Clinical trial of hydroxychloroquine begins in UK
British health workers will take part in a trial of the effectiveness of two anti-malarial drugs for the prevention of Covid-19. They have begun the trial from Thursday (May 21), led by Oxford University.
US President Donald Trump has said that he is taking one of these drugs.
More than 40,000 health workers from Europe, Africa, Asia and South America will take part in the ‘Copkov’ (COPCOV) study to determine the effectiveness of chloroquine and hydroxychloroquine in preventing novel coronaviruses.
Despite warnings from doctors about the use of hydroxychloroquine, Trump said earlier this week that he was taking it as an antiviral drug. As a result, the importance of this drug has increased.
Oxford University in collaboration with Mahidal Oxford Tropical Medicine Research Unit (MORU) in Bangkok is conducting the trial.
The trial is set to begin on Thursday (May 21) in hospitals in Britain and Oxford. The test will be performed on British people who came in contact with a person infected or suspected of Covid-19.
We don't really know if chloroquine or hydroxychloroquine is good or bad for Covid-19, said Nicholas White, a Professor at Oxford University and co-lead investigator of the study. The best way to know this is to do a mass clinical trial.
In Britain, Europe and Africa either hydroxychloroquine or placebo will be used for three months and chloroquine or placebo in Asia.

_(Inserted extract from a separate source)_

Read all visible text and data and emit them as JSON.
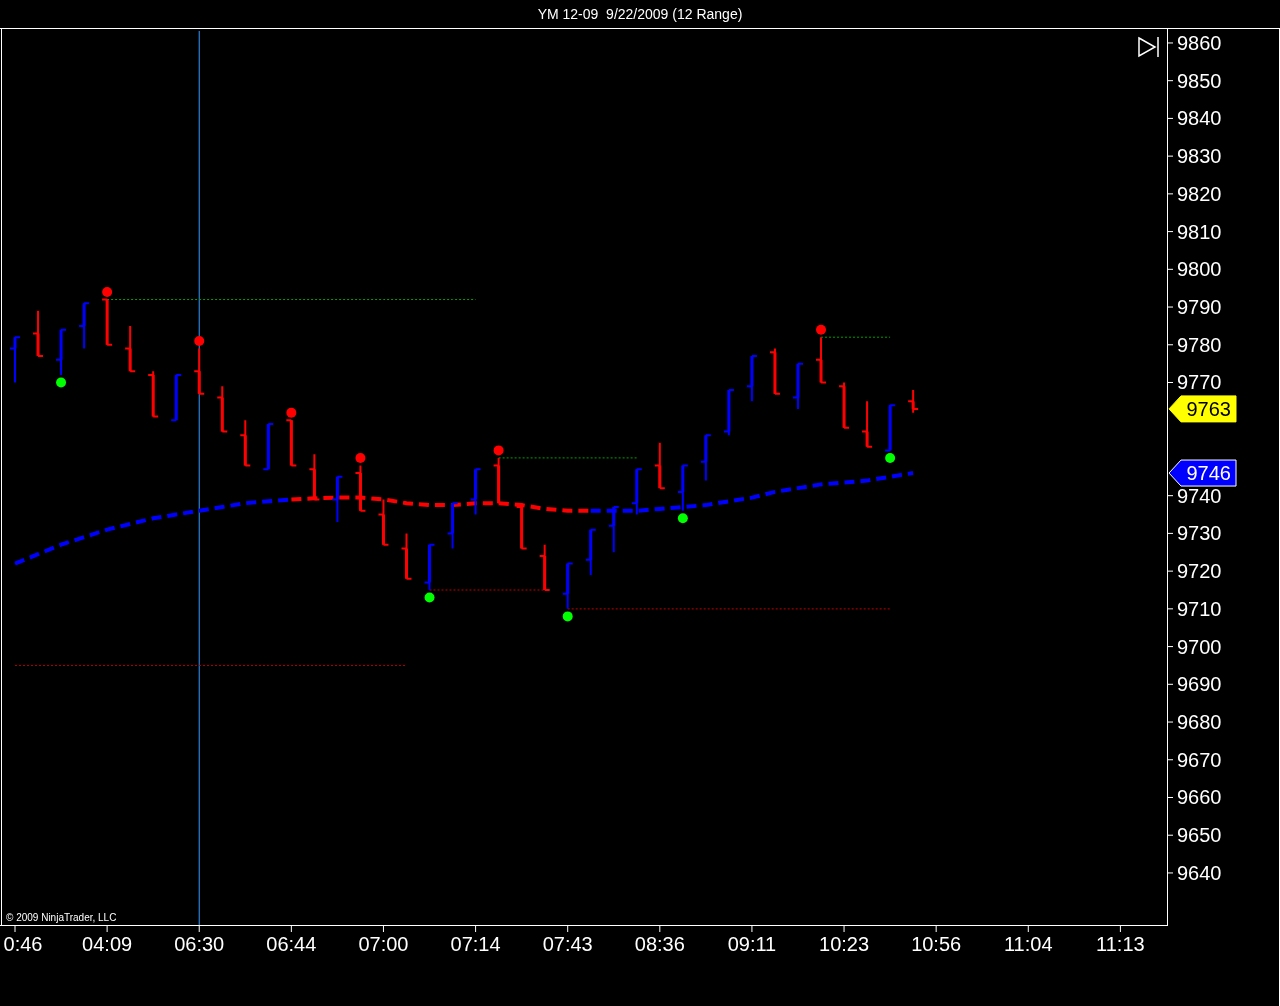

Moru said they would conduct the trial in 25 locations in the UK by June. There are also plans to conduct trials in Thailand, Southeast Asia, Italy, Portugal, Africa and South America. The results of this study will be available later this year.